BEGIN Records for processing

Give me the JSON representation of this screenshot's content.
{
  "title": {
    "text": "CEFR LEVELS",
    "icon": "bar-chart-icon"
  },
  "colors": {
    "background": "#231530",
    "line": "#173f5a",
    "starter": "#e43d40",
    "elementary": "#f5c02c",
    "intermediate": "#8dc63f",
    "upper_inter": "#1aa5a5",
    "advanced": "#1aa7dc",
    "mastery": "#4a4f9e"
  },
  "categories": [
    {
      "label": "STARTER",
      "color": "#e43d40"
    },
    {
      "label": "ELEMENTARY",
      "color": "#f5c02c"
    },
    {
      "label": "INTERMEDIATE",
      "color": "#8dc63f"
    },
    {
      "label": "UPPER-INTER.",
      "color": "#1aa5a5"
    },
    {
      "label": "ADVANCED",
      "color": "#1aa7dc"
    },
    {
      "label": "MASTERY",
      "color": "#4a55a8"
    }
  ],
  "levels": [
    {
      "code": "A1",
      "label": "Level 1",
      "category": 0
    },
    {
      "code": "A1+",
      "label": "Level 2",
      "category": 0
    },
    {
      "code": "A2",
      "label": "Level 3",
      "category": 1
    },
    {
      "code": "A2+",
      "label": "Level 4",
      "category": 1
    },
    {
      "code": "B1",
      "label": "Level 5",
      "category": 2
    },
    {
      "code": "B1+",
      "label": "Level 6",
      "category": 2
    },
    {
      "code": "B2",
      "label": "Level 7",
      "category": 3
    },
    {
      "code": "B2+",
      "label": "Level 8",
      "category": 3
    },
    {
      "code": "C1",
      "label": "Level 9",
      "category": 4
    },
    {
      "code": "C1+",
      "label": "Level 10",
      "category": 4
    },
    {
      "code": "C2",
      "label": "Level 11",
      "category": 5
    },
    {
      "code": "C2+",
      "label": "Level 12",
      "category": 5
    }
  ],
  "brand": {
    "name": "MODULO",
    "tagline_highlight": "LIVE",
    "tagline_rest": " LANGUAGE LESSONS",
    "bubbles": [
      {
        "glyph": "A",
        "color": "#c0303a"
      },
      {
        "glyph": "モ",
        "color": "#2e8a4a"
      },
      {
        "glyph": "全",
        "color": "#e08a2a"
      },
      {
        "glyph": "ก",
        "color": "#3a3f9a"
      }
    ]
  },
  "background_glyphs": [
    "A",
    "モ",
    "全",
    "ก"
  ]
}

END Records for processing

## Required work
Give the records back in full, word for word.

## Exercise result
Give me the JSON representation of this screenshot's content.
{
  "title": {
    "text": "CEFR LEVELS",
    "icon": "bar-chart-icon"
  },
  "colors": {
    "background": "#231530",
    "line": "#173f5a",
    "starter": "#e43d40",
    "elementary": "#f5c02c",
    "intermediate": "#8dc63f",
    "upper_inter": "#1aa5a5",
    "advanced": "#1aa7dc",
    "mastery": "#4a4f9e"
  },
  "categories": [
    {
      "label": "STARTER",
      "color": "#e43d40"
    },
    {
      "label": "ELEMENTARY",
      "color": "#f5c02c"
    },
    {
      "label": "INTERMEDIATE",
      "color": "#8dc63f"
    },
    {
      "label": "UPPER-INTER.",
      "color": "#1aa5a5"
    },
    {
      "label": "ADVANCED",
      "color": "#1aa7dc"
    },
    {
      "label": "MASTERY",
      "color": "#4a55a8"
    }
  ],
  "levels": [
    {
      "code": "A1",
      "label": "Level 1",
      "category": 0
    },
    {
      "code": "A1+",
      "label": "Level 2",
      "category": 0
    },
    {
      "code": "A2",
      "label": "Level 3",
      "category": 1
    },
    {
      "code": "A2+",
      "label": "Level 4",
      "category": 1
    },
    {
      "code": "B1",
      "label": "Level 5",
      "category": 2
    },
    {
      "code": "B1+",
      "label": "Level 6",
      "category": 2
    },
    {
      "code": "B2",
      "label": "Level 7",
      "category": 3
    },
    {
      "code": "B2+",
      "label": "Level 8",
      "category": 3
    },
    {
      "code": "C1",
      "label": "Level 9",
      "category": 4
    },
    {
      "code": "C1+",
      "label": "Level 10",
      "category": 4
    },
    {
      "code": "C2",
      "label": "Level 11",
      "category": 5
    },
    {
      "code": "C2+",
      "label": "Level 12",
      "category": 5
    }
  ],
  "brand": {
    "name": "MODULO",
    "tagline_highlight": "LIVE",
    "tagline_rest": " LANGUAGE LESSONS",
    "bubbles": [
      {
        "glyph": "A",
        "color": "#c0303a"
      },
      {
        "glyph": "モ",
        "color": "#2e8a4a"
      },
      {
        "glyph": "全",
        "color": "#e08a2a"
      },
      {
        "glyph": "ก",
        "color": "#3a3f9a"
      }
    ]
  },
  "background_glyphs": [
    "A",
    "モ",
    "全",
    "ก"
  ]
}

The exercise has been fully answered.